_YOUR INSTRUCTIONS_
Line by line, retype the material exactly and leave each picture out.

_RECORDS SHOWN_
▼▼▼

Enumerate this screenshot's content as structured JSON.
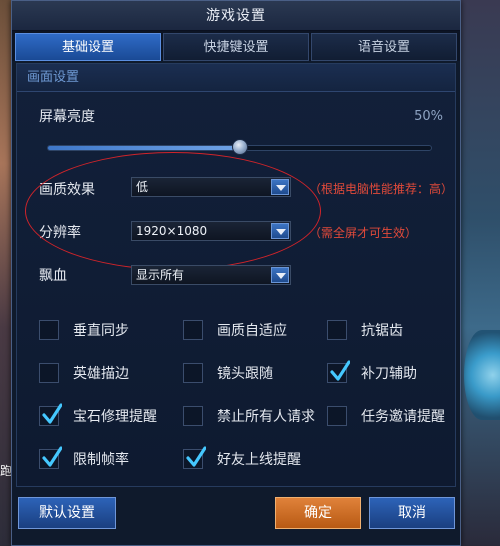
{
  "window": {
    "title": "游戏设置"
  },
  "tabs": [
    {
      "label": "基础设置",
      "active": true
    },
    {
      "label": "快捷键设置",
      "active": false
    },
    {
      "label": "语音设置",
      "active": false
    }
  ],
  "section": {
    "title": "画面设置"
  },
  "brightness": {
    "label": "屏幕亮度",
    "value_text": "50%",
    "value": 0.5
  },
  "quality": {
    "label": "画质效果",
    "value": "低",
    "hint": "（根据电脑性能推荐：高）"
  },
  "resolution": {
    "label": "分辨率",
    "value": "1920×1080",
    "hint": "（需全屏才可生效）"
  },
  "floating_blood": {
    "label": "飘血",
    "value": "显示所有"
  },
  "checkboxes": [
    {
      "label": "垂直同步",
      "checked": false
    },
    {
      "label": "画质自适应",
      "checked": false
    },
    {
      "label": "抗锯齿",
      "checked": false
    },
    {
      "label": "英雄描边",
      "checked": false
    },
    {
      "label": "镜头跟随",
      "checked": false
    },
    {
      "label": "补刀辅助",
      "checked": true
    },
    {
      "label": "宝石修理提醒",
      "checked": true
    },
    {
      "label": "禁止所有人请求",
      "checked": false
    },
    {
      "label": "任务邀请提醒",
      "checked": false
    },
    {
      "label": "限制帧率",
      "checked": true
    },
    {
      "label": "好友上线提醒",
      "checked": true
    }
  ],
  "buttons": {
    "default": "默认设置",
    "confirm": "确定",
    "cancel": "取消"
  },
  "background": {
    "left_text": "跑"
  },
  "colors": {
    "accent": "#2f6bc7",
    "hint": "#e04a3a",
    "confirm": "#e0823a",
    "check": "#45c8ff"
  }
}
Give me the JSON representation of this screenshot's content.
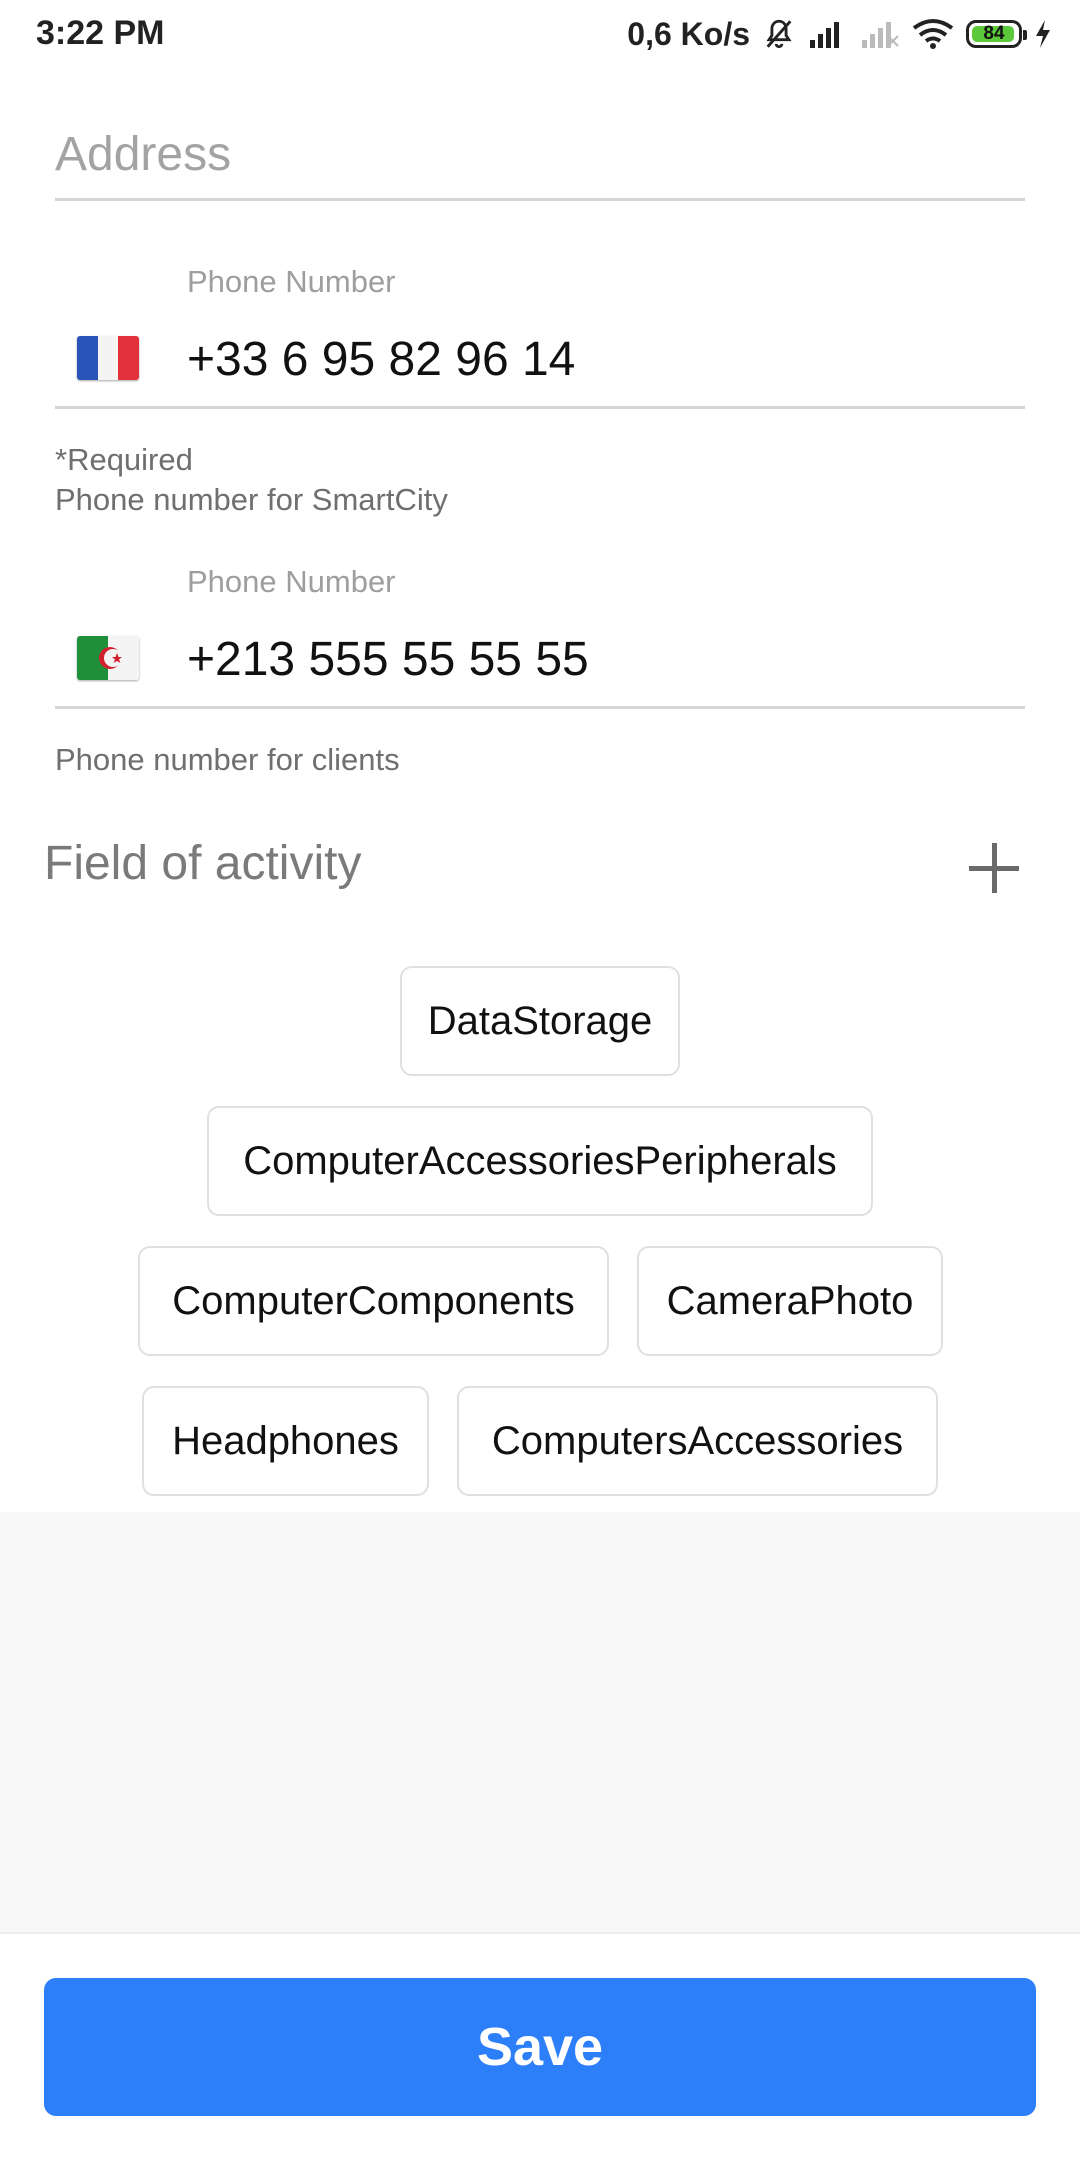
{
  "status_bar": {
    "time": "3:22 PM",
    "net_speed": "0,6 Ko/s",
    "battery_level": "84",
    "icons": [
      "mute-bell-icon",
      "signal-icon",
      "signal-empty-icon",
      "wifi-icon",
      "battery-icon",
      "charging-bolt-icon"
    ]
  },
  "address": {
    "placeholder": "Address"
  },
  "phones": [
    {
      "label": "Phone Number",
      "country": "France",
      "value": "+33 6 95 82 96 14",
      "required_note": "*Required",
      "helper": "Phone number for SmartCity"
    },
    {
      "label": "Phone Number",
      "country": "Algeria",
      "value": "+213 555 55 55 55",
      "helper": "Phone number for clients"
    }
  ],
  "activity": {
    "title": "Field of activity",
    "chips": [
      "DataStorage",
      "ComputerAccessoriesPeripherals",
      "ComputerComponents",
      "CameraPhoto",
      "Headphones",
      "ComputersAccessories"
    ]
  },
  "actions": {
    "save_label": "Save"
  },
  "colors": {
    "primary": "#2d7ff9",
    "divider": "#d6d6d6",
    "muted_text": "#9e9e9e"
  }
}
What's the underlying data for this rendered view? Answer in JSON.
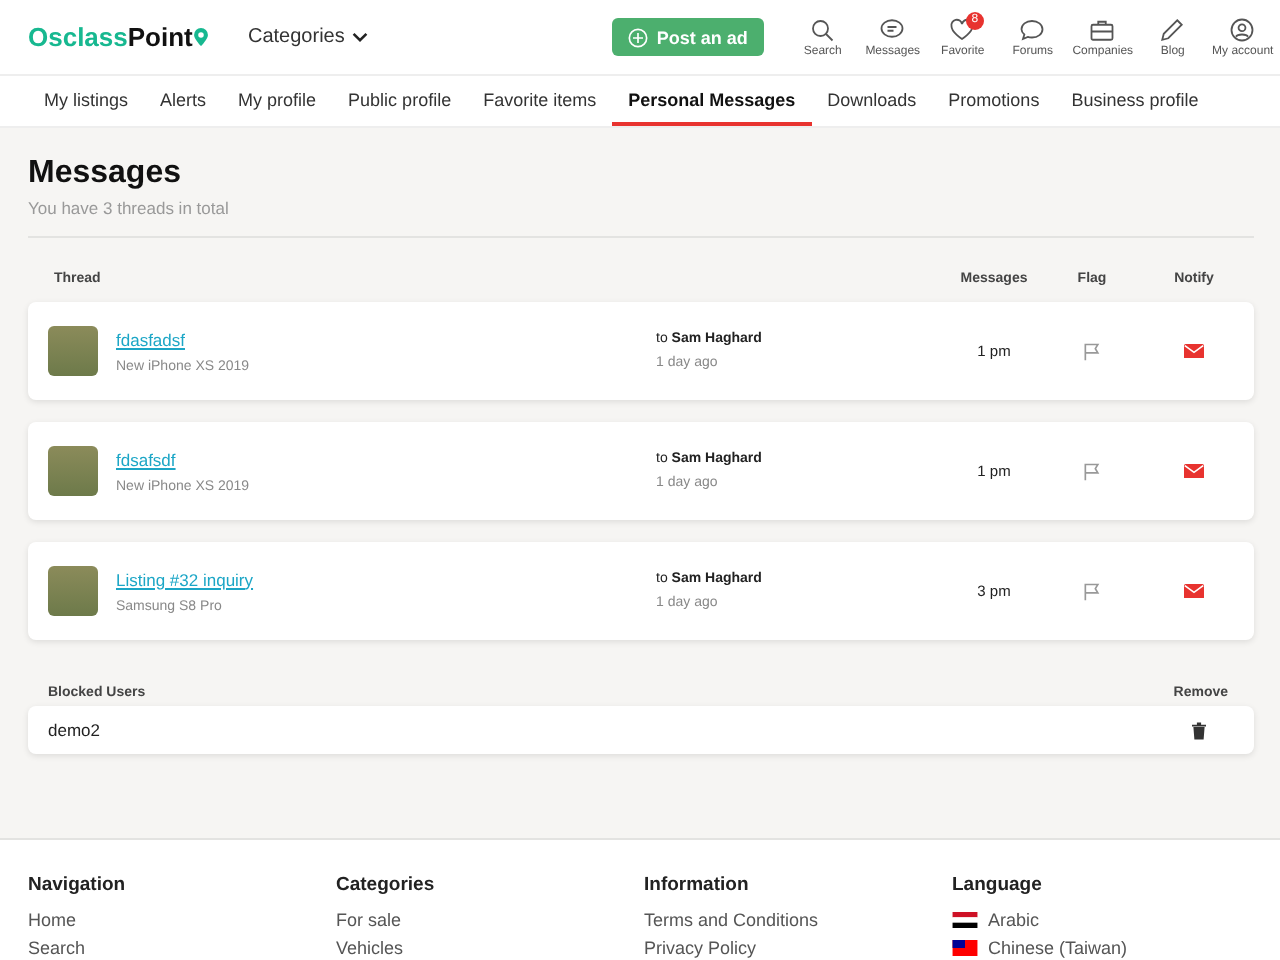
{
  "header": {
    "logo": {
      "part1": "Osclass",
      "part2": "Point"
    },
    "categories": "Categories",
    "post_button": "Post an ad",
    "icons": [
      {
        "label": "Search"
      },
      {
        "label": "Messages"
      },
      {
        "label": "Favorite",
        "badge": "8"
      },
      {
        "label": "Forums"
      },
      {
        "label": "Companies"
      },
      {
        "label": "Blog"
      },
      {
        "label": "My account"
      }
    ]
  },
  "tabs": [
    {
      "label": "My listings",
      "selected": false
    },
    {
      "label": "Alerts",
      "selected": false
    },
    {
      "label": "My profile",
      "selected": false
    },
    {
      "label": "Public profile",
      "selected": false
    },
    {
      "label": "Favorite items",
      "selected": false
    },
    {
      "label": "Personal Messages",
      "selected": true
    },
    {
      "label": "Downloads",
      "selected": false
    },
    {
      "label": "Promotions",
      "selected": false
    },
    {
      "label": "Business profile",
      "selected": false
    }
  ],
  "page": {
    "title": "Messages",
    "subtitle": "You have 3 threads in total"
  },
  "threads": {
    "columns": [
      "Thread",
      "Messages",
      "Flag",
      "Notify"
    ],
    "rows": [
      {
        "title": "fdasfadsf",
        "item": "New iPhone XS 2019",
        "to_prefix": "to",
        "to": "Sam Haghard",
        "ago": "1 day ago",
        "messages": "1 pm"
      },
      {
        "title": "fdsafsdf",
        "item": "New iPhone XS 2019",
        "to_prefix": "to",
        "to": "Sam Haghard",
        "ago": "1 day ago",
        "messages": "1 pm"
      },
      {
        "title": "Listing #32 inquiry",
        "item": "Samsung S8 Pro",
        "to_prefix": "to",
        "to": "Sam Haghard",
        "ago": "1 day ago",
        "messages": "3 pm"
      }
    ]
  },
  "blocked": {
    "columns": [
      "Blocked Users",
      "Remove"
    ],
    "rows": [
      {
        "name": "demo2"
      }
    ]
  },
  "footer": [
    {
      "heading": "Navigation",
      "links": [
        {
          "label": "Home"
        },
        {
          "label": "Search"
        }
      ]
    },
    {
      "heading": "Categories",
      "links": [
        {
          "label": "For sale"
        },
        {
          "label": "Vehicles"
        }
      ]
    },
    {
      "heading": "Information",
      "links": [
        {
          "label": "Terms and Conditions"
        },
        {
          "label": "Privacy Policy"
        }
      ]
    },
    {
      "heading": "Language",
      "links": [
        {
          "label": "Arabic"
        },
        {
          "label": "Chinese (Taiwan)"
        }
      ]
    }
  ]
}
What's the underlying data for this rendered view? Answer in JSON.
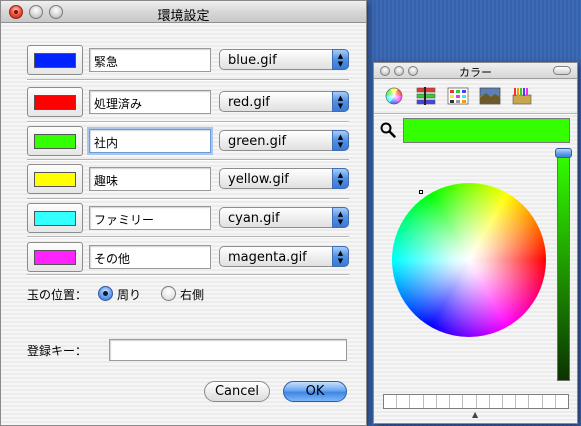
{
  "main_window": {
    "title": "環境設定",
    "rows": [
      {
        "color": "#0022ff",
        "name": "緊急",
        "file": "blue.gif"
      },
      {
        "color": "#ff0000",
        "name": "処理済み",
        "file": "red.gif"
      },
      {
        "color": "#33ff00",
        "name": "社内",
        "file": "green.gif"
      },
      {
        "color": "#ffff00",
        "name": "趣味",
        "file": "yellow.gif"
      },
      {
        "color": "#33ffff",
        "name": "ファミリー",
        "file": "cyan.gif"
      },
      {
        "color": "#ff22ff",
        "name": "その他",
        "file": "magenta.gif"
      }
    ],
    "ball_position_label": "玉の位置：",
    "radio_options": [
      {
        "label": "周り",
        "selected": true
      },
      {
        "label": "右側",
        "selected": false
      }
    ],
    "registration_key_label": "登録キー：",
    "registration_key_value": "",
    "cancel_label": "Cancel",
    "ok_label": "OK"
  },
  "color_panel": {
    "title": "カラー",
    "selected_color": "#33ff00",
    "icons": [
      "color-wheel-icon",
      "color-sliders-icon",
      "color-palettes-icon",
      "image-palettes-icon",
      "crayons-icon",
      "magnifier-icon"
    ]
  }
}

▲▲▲

_SOLUTION TO THE PROBLEM_
Enumerate this screenshot's content as structured JSON.
{
  "window": {
    "title": "游戏设置"
  },
  "tabs": [
    {
      "label": "基础设置",
      "active": true
    },
    {
      "label": "快捷键设置",
      "active": false
    },
    {
      "label": "语音设置",
      "active": false
    }
  ],
  "section": {
    "title": "画面设置"
  },
  "brightness": {
    "label": "屏幕亮度",
    "value_text": "50%",
    "value": 0.5
  },
  "quality": {
    "label": "画质效果",
    "value": "低",
    "hint": "（根据电脑性能推荐：高）"
  },
  "resolution": {
    "label": "分辨率",
    "value": "1920×1080",
    "hint": "（需全屏才可生效）"
  },
  "floating_blood": {
    "label": "飘血",
    "value": "显示所有"
  },
  "checkboxes": [
    {
      "label": "垂直同步",
      "checked": false
    },
    {
      "label": "画质自适应",
      "checked": false
    },
    {
      "label": "抗锯齿",
      "checked": false
    },
    {
      "label": "英雄描边",
      "checked": false
    },
    {
      "label": "镜头跟随",
      "checked": false
    },
    {
      "label": "补刀辅助",
      "checked": true
    },
    {
      "label": "宝石修理提醒",
      "checked": true
    },
    {
      "label": "禁止所有人请求",
      "checked": false
    },
    {
      "label": "任务邀请提醒",
      "checked": false
    },
    {
      "label": "限制帧率",
      "checked": true
    },
    {
      "label": "好友上线提醒",
      "checked": true
    }
  ],
  "buttons": {
    "default": "默认设置",
    "confirm": "确定",
    "cancel": "取消"
  },
  "background": {
    "left_text": "跑"
  },
  "colors": {
    "accent": "#2f6bc7",
    "hint": "#e04a3a",
    "confirm": "#e0823a",
    "check": "#45c8ff"
  }
}
Give me the JSON representation of this screenshot's content.
{
  "status_bar": {
    "time": "3:22 PM",
    "net_speed": "0,6 Ko/s",
    "battery_level": "84",
    "icons": [
      "mute-bell-icon",
      "signal-icon",
      "signal-empty-icon",
      "wifi-icon",
      "battery-icon",
      "charging-bolt-icon"
    ]
  },
  "address": {
    "placeholder": "Address"
  },
  "phones": [
    {
      "label": "Phone Number",
      "country": "France",
      "value": "+33 6 95 82 96 14",
      "required_note": "*Required",
      "helper": "Phone number for SmartCity"
    },
    {
      "label": "Phone Number",
      "country": "Algeria",
      "value": "+213 555 55 55 55",
      "helper": "Phone number for clients"
    }
  ],
  "activity": {
    "title": "Field of activity",
    "chips": [
      "DataStorage",
      "ComputerAccessoriesPeripherals",
      "ComputerComponents",
      "CameraPhoto",
      "Headphones",
      "ComputersAccessories"
    ]
  },
  "actions": {
    "save_label": "Save"
  },
  "colors": {
    "primary": "#2d7ff9",
    "divider": "#d6d6d6",
    "muted_text": "#9e9e9e"
  }
}
What's the underlying data for this rendered view? Answer in JSON.
{
  "header": {
    "logo": {
      "part1": "Osclass",
      "part2": "Point"
    },
    "categories": "Categories",
    "post_button": "Post an ad",
    "icons": [
      {
        "label": "Search"
      },
      {
        "label": "Messages"
      },
      {
        "label": "Favorite",
        "badge": "8"
      },
      {
        "label": "Forums"
      },
      {
        "label": "Companies"
      },
      {
        "label": "Blog"
      },
      {
        "label": "My account"
      }
    ]
  },
  "tabs": [
    {
      "label": "My listings",
      "selected": false
    },
    {
      "label": "Alerts",
      "selected": false
    },
    {
      "label": "My profile",
      "selected": false
    },
    {
      "label": "Public profile",
      "selected": false
    },
    {
      "label": "Favorite items",
      "selected": false
    },
    {
      "label": "Personal Messages",
      "selected": true
    },
    {
      "label": "Downloads",
      "selected": false
    },
    {
      "label": "Promotions",
      "selected": false
    },
    {
      "label": "Business profile",
      "selected": false
    }
  ],
  "page": {
    "title": "Messages",
    "subtitle": "You have 3 threads in total"
  },
  "threads": {
    "columns": [
      "Thread",
      "Messages",
      "Flag",
      "Notify"
    ],
    "rows": [
      {
        "title": "fdasfadsf",
        "item": "New iPhone XS 2019",
        "to_prefix": "to",
        "to": "Sam Haghard",
        "ago": "1 day ago",
        "messages": "1 pm"
      },
      {
        "title": "fdsafsdf",
        "item": "New iPhone XS 2019",
        "to_prefix": "to",
        "to": "Sam Haghard",
        "ago": "1 day ago",
        "messages": "1 pm"
      },
      {
        "title": "Listing #32 inquiry",
        "item": "Samsung S8 Pro",
        "to_prefix": "to",
        "to": "Sam Haghard",
        "ago": "1 day ago",
        "messages": "3 pm"
      }
    ]
  },
  "blocked": {
    "columns": [
      "Blocked Users",
      "Remove"
    ],
    "rows": [
      {
        "name": "demo2"
      }
    ]
  },
  "footer": [
    {
      "heading": "Navigation",
      "links": [
        {
          "label": "Home"
        },
        {
          "label": "Search"
        }
      ]
    },
    {
      "heading": "Categories",
      "links": [
        {
          "label": "For sale"
        },
        {
          "label": "Vehicles"
        }
      ]
    },
    {
      "heading": "Information",
      "links": [
        {
          "label": "Terms and Conditions"
        },
        {
          "label": "Privacy Policy"
        }
      ]
    },
    {
      "heading": "Language",
      "links": [
        {
          "label": "Arabic"
        },
        {
          "label": "Chinese (Taiwan)"
        }
      ]
    }
  ]
}
What's the underlying data for this rendered view? Answer in JSON.
{
  "main_window": {
    "title": "環境設定",
    "rows": [
      {
        "color": "#0022ff",
        "name": "緊急",
        "file": "blue.gif"
      },
      {
        "color": "#ff0000",
        "name": "処理済み",
        "file": "red.gif"
      },
      {
        "color": "#33ff00",
        "name": "社内",
        "file": "green.gif"
      },
      {
        "color": "#ffff00",
        "name": "趣味",
        "file": "yellow.gif"
      },
      {
        "color": "#33ffff",
        "name": "ファミリー",
        "file": "cyan.gif"
      },
      {
        "color": "#ff22ff",
        "name": "その他",
        "file": "magenta.gif"
      }
    ],
    "ball_position_label": "玉の位置：",
    "radio_options": [
      {
        "label": "周り",
        "selected": true
      },
      {
        "label": "右側",
        "selected": false
      }
    ],
    "registration_key_label": "登録キー：",
    "registration_key_value": "",
    "cancel_label": "Cancel",
    "ok_label": "OK"
  },
  "color_panel": {
    "title": "カラー",
    "selected_color": "#33ff00",
    "icons": [
      "color-wheel-icon",
      "color-sliders-icon",
      "color-palettes-icon",
      "image-palettes-icon",
      "crayons-icon",
      "magnifier-icon"
    ]
  }
}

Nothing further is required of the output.